Dataset excerpts |
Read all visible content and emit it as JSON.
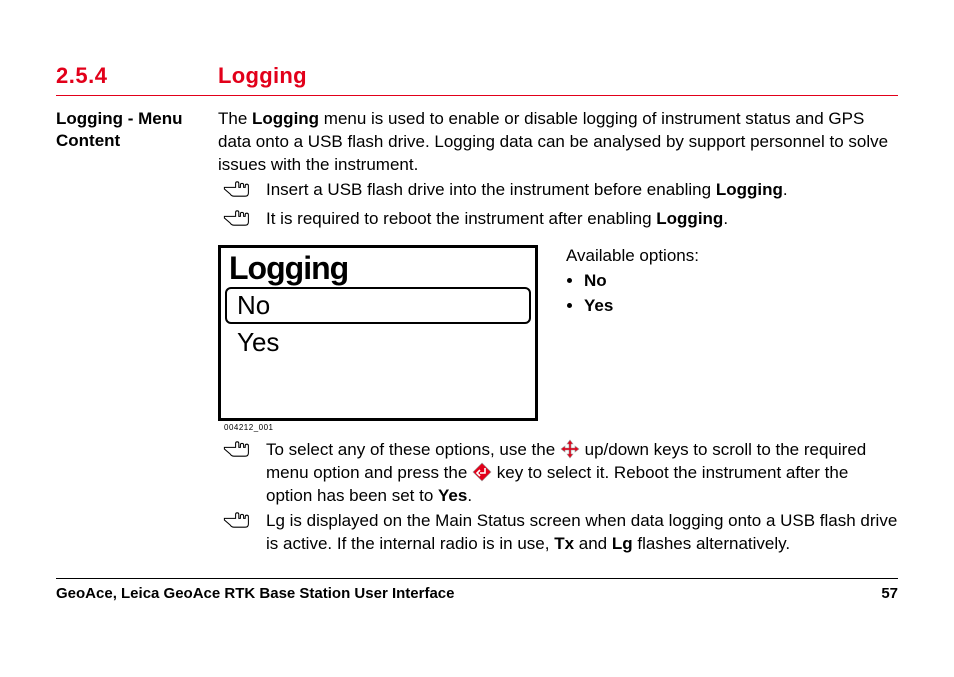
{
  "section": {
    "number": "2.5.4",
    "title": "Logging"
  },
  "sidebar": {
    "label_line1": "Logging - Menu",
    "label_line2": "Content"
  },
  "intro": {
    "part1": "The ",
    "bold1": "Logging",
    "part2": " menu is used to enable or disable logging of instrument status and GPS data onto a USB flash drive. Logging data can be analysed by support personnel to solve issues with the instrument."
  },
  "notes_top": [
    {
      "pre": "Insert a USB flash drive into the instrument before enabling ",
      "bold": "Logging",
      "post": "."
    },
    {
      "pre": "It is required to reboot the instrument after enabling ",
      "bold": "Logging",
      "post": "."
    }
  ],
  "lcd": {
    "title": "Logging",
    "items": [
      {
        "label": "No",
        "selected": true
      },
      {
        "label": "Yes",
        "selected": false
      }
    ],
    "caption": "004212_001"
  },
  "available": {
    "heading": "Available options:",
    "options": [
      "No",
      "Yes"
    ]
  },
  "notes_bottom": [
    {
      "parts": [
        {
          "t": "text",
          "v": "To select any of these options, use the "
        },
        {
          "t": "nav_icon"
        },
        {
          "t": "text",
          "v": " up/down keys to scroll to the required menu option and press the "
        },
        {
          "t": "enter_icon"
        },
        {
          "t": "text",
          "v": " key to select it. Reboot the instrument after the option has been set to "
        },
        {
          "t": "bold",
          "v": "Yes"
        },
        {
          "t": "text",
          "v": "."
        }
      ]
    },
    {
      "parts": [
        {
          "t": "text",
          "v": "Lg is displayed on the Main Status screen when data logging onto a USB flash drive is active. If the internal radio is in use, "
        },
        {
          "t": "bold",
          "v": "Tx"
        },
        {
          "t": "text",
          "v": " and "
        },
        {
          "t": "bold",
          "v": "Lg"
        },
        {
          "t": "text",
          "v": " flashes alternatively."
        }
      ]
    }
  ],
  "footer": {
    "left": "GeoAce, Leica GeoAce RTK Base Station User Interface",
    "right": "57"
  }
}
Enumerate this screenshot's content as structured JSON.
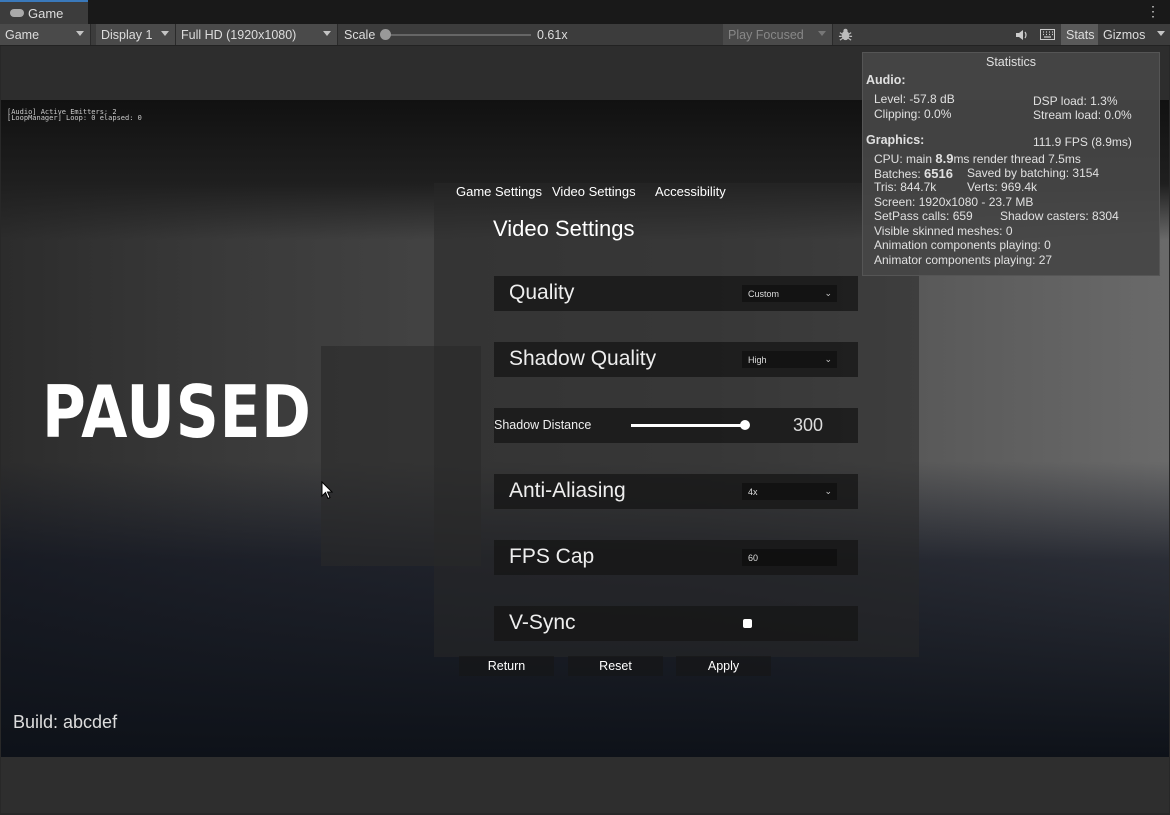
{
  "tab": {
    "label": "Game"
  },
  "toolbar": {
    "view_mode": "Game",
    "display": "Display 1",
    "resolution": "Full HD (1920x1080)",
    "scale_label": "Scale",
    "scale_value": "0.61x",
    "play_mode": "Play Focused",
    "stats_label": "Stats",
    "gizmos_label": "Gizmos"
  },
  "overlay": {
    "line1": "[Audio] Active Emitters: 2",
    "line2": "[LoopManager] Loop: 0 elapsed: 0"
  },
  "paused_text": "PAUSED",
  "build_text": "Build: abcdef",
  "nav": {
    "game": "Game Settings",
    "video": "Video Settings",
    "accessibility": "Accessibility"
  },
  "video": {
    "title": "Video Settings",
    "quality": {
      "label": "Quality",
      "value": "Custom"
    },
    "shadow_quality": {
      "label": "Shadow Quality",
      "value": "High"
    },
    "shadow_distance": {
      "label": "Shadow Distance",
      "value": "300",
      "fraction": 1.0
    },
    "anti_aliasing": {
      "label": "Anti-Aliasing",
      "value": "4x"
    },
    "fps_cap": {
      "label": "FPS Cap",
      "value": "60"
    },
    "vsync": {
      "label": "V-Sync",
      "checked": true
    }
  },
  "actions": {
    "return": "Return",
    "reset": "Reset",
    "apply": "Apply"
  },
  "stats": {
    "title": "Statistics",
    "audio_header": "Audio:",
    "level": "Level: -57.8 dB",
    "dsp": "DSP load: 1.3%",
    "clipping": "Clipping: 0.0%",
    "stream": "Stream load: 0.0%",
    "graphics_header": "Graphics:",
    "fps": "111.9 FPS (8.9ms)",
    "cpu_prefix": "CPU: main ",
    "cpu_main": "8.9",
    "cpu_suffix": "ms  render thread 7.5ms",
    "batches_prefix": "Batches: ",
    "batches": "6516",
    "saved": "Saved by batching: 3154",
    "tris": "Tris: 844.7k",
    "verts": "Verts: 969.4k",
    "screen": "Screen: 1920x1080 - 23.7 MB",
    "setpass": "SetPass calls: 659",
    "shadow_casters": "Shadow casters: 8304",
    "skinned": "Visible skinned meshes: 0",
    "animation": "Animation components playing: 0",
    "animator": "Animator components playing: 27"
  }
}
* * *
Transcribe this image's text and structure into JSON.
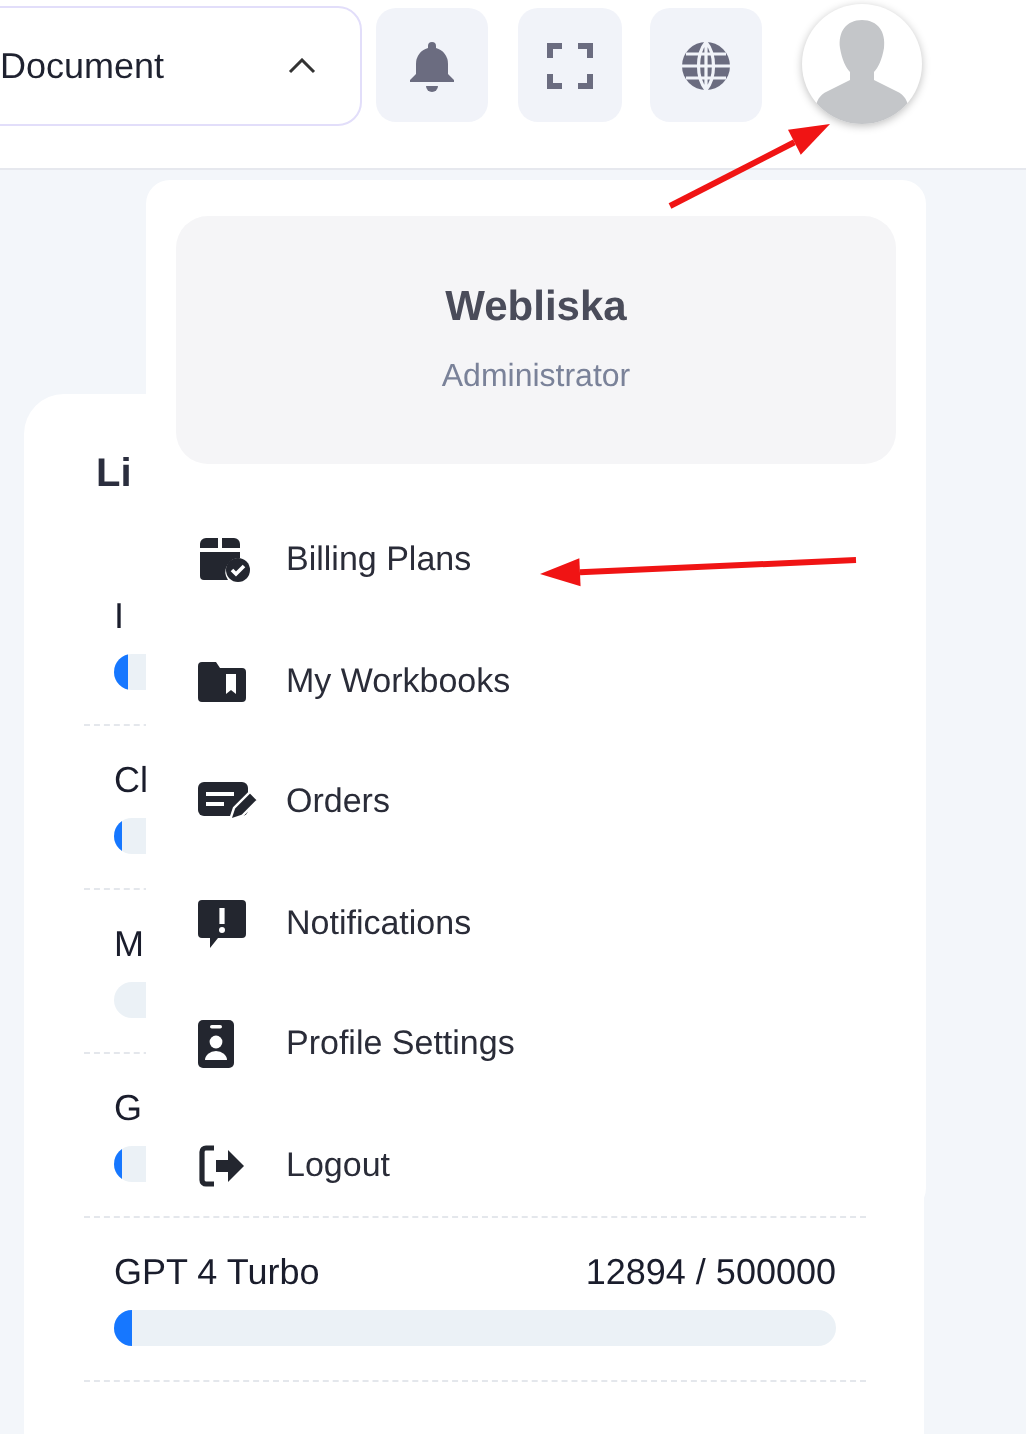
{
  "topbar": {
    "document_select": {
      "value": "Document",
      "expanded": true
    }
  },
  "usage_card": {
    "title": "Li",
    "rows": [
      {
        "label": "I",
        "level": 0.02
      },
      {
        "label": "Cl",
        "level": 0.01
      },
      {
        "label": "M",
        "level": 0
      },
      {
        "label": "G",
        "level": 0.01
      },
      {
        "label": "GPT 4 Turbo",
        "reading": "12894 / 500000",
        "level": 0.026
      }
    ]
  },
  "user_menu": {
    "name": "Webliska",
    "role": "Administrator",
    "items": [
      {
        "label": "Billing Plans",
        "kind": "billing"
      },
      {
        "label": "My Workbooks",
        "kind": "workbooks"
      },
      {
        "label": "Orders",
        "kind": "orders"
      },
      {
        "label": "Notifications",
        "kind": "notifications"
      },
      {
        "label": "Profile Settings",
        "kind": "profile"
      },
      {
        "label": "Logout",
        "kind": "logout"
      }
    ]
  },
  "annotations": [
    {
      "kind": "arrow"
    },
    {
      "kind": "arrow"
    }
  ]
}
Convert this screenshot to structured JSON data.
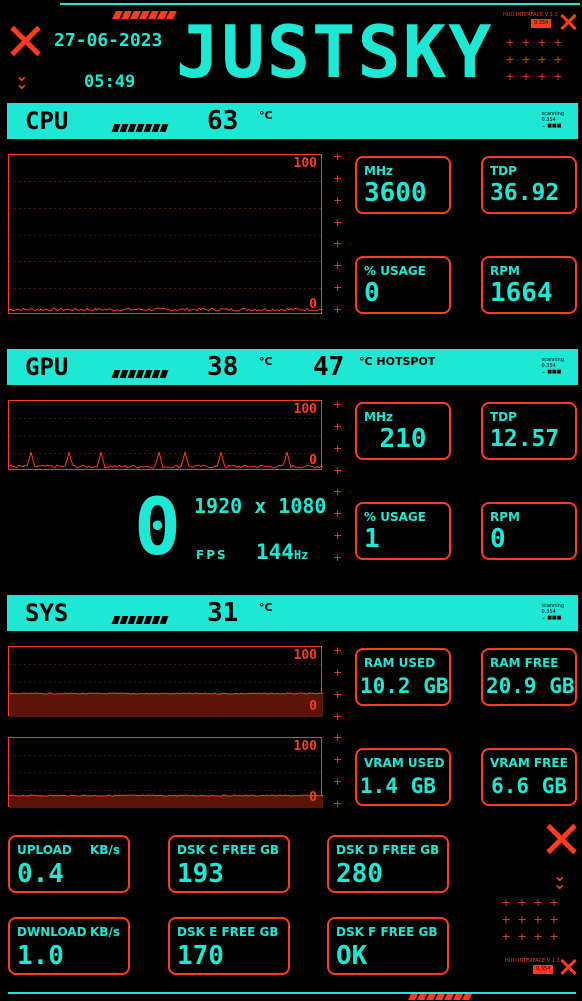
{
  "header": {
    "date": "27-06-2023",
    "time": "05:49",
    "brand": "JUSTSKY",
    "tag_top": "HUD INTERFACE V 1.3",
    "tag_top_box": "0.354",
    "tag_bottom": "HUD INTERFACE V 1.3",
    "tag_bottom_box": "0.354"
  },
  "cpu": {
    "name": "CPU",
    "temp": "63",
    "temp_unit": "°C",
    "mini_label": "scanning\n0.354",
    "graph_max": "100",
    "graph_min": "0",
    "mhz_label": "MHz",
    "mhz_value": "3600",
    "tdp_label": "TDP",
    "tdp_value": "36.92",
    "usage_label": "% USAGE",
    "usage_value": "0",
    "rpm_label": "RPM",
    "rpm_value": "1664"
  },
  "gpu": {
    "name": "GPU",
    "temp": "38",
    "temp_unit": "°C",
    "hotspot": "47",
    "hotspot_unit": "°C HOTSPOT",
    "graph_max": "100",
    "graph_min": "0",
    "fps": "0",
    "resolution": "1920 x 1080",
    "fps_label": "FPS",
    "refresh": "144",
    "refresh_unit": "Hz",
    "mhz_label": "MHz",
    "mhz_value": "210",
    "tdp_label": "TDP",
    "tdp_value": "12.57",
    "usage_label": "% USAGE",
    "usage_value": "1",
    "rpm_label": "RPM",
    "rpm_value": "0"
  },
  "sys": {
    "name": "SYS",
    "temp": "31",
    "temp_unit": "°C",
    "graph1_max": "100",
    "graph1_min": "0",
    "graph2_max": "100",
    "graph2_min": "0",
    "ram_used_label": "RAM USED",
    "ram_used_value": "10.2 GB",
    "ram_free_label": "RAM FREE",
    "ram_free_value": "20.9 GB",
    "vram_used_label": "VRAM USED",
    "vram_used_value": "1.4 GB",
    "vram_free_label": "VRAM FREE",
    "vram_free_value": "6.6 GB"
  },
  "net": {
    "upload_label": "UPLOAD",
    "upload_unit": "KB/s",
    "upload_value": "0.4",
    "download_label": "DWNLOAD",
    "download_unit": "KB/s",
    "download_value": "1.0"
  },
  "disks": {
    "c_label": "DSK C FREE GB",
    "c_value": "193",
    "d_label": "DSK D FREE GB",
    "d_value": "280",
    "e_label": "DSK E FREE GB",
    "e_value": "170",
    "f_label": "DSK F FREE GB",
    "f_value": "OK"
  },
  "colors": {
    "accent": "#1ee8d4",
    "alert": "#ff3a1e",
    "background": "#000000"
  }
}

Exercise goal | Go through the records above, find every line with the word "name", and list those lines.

Response to this exercise |
    "name": "Webliska",
    "name": "CPU",
    "name": "GPU",
    "name": "SYS",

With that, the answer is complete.